Intraoperative Laryngeal Electromyography (LEMG) in Children With Vocal Fold Immobility: a Longitudinal Study
The goal of this study is to further study the role of LEMG in accurately predicting the recovery of vocal function as well to study the timing of a change of LEMG activity prior to such return of function. We aim to do this by collaborating with several active pediatric otolaryngological practices throughout the country who in turn have agreed to evaluate infants and children with vocal fold immobility who fit a standardized inclusion and exclusion criteria by means of a standardized LEMG protocol over a one year period of time. Our particular goal is to collect and then review information over a one year period of time on all children evaluated for vocal fold immobility by means of LEMG.
Vocal Fold Immobility
|Study Design:||Observational Model: Cohort
Time Perspective: Prospective
|Official Title:||Intraoperative Laryngeal Electromyography (LEMG) in Children With Vocal Fold Immobility: a Longitudinal Study|
- return of vocal fold function [ Time Frame: one year ] [ Designated as safety issue: No ]
|Study Start Date:||January 2008|
|Study Completion Date:||December 2009|
|Primary Completion Date:||December 2009 (Final data collection date for primary outcome measure)|

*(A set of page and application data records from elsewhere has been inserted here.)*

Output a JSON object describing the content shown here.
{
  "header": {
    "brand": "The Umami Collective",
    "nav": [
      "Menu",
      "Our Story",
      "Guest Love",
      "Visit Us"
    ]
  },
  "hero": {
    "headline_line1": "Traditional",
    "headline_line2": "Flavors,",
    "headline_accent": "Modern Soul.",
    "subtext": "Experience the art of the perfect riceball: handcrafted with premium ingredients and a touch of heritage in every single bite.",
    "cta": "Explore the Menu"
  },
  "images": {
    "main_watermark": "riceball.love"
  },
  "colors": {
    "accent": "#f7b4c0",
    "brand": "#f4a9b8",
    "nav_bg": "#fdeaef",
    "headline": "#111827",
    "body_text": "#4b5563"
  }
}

|children with vocal fold immobility|
Hide Detailed Description
Primary central hypothesis:
Operative LEMG performed in a serial fashion can predict return of RLN function in children after iatrogenic injury.
Operative LEMG performed in a serial fashion will allow some projection as to the timing of RLN recovery
- Children age 0-18 with vocal fold immobility documented by laryngeal fiberoptic evaluation
- Children who have had a recent, identifiable cardiac surgical etiology for RLN injury and subsequent VFI
- Children whose parents sign informed consent and who themselves sign assent if they are old enough to do so.
- Children whose families do not give informed consent or who themselves do not give informed assent ( if the children are old enough to understand)
- Children with congenital VFI where the etiology is not clearly identified
Data to be recorded:
- Age of patient
- Age of initial fiberoptic evaluation and of initial diagnosis
- Serial Laryngeal Recordings
- Fiberoptic Evaluations
While in a light plane of anesthesia, the following recordings will be routinely performed:
- 10 seconds of both right and left vocal fold LEMG simultaneously recorded with a gain of 50 V
- 10 seconds of both right and left vocal fold LEMG simultaneously recorded with a gain of 200 V
- 10 seconds of right vocal fold LEMG recorded with a gain of 50 V
- 10 seconds of right vocal fold LEMG recorded with a gain of 200 V
- 10 seconds of left vocal fold LEMG recorded with a gain of 50 V
- 10 seconds of left vocal fold LEMG recorded with a gain of 200 V
Total recording time: 60 seconds
Timing of LEMG and Awake Fiberoptic Laryngoscopy
Following current standard clinical evaluation we are performing at MEEI, we propose to perform awake fiberoptic laryngoscopy and operative LEMG at the following time points: initially (within 3 weeks of injury if possible), at the 3 month post-injury mark, and at the 9- month post injury mark ( 3 recordings in total; we will perform a final fiberoptic laryngoscopy in the office at the one year time interval). The time points were chosen as each recording necessitates an operative procedure with general anesthesia so we wanted to limit the over number of general anesthetics. We recognize that the risk of limiting the number of operative LEMG recordings is that we lose some data-points to chart recovery of RLN function, but we felt that the risks of multiple general anesthetics were sufficient enough to warrant limiting the number of recordings as much as possible.
Data Collection and Database protection
All Data collected will be entered into a password protected database.
|United States, Massachusetts|
|Massachusetts Eye and Ear Infirmary|
|Boston, Massachusetts, United States, 02114|
|Principal Investigator:||Christopher J Hartnick, MD||Massachusetts Eye and Ear Infirmary|